─── Listed entries

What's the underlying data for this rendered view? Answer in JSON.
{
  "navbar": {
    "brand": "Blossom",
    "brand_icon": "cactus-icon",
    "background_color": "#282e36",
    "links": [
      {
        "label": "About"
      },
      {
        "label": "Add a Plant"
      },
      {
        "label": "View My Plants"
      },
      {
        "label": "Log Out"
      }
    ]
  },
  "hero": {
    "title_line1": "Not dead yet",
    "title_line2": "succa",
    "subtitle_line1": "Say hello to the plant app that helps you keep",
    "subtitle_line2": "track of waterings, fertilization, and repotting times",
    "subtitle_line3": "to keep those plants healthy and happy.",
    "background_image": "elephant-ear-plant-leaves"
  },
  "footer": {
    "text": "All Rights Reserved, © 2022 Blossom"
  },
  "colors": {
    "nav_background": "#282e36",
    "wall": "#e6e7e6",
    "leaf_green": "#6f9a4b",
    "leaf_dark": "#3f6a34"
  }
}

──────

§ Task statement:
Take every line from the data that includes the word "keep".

§ Exercise response:
    "subtitle_line1": "Say hello to the plant app that helps you keep",
    "subtitle_line3": "to keep those plants healthy and happy.",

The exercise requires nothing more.